When I arrived at ‘the big’ hospital, I had another non-stress test, another set of labs, and an ultrasound. I asked the Dr. what the bottom line was, becuase up until this point, I didn’t really know what was going on, other than I was sick. He said that the bottom line was that I was not going to be pregnant fro much longer (I thought to myself, not much longer, so now I’ll have to stay here a couple of weeks on bed rest?). I asked him what “not much longer” meant, and he said that hopefully they would be able to hold the delivery off at least another 24 hours so that I could get the second shot of steroids, but it was all dependant uopn my lab results.
Shortly thereafter, the Dr. returned to my room with a brood of other Dr.s and said that as soon as an OR opened up, I would be having an emergency C-section… my platelets were at 62,000… I thought for a second… platelets, they should be 150,000+… and I looked at him and asked him if I was going to bleed out when they cut me open. His response was that it was a serious concern, and I may need to recieve blood products.

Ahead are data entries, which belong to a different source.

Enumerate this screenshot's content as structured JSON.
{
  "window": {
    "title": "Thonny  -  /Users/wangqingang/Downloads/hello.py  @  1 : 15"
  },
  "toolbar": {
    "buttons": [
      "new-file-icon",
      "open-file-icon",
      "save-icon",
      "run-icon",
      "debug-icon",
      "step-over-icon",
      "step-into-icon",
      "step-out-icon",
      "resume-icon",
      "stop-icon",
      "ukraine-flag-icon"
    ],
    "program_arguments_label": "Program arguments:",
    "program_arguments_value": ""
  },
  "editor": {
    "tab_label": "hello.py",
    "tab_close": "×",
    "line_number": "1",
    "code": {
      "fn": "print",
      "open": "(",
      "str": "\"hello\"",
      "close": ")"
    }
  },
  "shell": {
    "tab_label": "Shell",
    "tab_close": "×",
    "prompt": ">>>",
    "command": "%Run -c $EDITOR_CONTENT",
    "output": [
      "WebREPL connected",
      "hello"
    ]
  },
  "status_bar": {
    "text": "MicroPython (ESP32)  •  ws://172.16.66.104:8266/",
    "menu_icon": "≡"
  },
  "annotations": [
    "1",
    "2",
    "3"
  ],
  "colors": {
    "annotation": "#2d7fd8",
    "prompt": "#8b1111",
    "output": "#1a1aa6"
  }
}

I talked to the anesthesiologist who said I would have to be under general due to the risk of bleeding with a spinal, and the NICU Dr.’s came in to explain the baby may need respiratory support since I was only at 31 weeks, and what I should expect when I came out of surgery. It all happened in a whirlwind. It was like a dream… the next thing I knew I was being wheeled in to the OR joking with the anesthesiologist about making sure I was really asleep. When I woke up they told me I had a baby girl who was doing well in the NICU, only needing a CPAP at this point.
I had to stay in bed for the next 24 hours, because of the magnesium sulfate, so I didn’t see Lucy until she was a day old. When my wonderful nurse wheeled me in to the NICU to see her, it was amazing. The intensity of everything that happened did not hit me until the next day when I went into the NICU by myself to see he; I was so overwhelmed with emotions and just started crying. Her nurse came over to me and said, “she is doing great, you know that, right? She is OK.” I nodded yes, regained composure, and started to learn about what I should expect in the days to come.
I was blessed to have a wonderful nurse when I was transferred to the ‘big hospital’, and we were even more blessed that our Little “Lucy” had ABSOLUTELY AMAZING nurses her entire stay in the hospital.
This birth experience could not have been any more different from what I was hoping for, but I learned a lot through it, and am grateful that we were blessed with a healthy baby who just needed some time to grow and learn to eat before we could take her home with us!